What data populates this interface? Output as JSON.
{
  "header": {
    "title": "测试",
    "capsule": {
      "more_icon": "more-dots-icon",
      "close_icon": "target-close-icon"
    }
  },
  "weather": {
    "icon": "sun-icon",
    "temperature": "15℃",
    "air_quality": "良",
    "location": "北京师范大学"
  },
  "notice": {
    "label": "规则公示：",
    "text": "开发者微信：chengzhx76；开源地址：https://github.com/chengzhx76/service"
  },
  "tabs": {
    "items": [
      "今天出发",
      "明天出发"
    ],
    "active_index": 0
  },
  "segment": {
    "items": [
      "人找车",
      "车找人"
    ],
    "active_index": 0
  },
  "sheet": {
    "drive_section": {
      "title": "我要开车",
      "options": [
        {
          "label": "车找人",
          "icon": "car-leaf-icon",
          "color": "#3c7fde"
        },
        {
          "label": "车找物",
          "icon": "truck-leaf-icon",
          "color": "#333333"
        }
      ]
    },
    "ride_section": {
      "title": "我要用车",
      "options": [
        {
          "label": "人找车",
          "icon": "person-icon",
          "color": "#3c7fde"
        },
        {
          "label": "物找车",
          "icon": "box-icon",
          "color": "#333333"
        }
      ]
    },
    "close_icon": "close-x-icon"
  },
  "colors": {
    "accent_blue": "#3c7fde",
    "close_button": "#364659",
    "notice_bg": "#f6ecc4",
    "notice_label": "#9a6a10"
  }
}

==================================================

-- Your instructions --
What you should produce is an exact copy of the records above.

-- Exercise output --
What data populates this interface? Output as JSON.
{
  "header": {
    "title": "测试",
    "capsule": {
      "more_icon": "more-dots-icon",
      "close_icon": "target-close-icon"
    }
  },
  "weather": {
    "icon": "sun-icon",
    "temperature": "15℃",
    "air_quality": "良",
    "location": "北京师范大学"
  },
  "notice": {
    "label": "规则公示：",
    "text": "开发者微信：chengzhx76；开源地址：https://github.com/chengzhx76/service"
  },
  "tabs": {
    "items": [
      "今天出发",
      "明天出发"
    ],
    "active_index": 0
  },
  "segment": {
    "items": [
      "人找车",
      "车找人"
    ],
    "active_index": 0
  },
  "sheet": {
    "drive_section": {
      "title": "我要开车",
      "options": [
        {
          "label": "车找人",
          "icon": "car-leaf-icon",
          "color": "#3c7fde"
        },
        {
          "label": "车找物",
          "icon": "truck-leaf-icon",
          "color": "#333333"
        }
      ]
    },
    "ride_section": {
      "title": "我要用车",
      "options": [
        {
          "label": "人找车",
          "icon": "person-icon",
          "color": "#3c7fde"
        },
        {
          "label": "物找车",
          "icon": "box-icon",
          "color": "#333333"
        }
      ]
    },
    "close_icon": "close-x-icon"
  },
  "colors": {
    "accent_blue": "#3c7fde",
    "close_button": "#364659",
    "notice_bg": "#f6ecc4",
    "notice_label": "#9a6a10"
  }
}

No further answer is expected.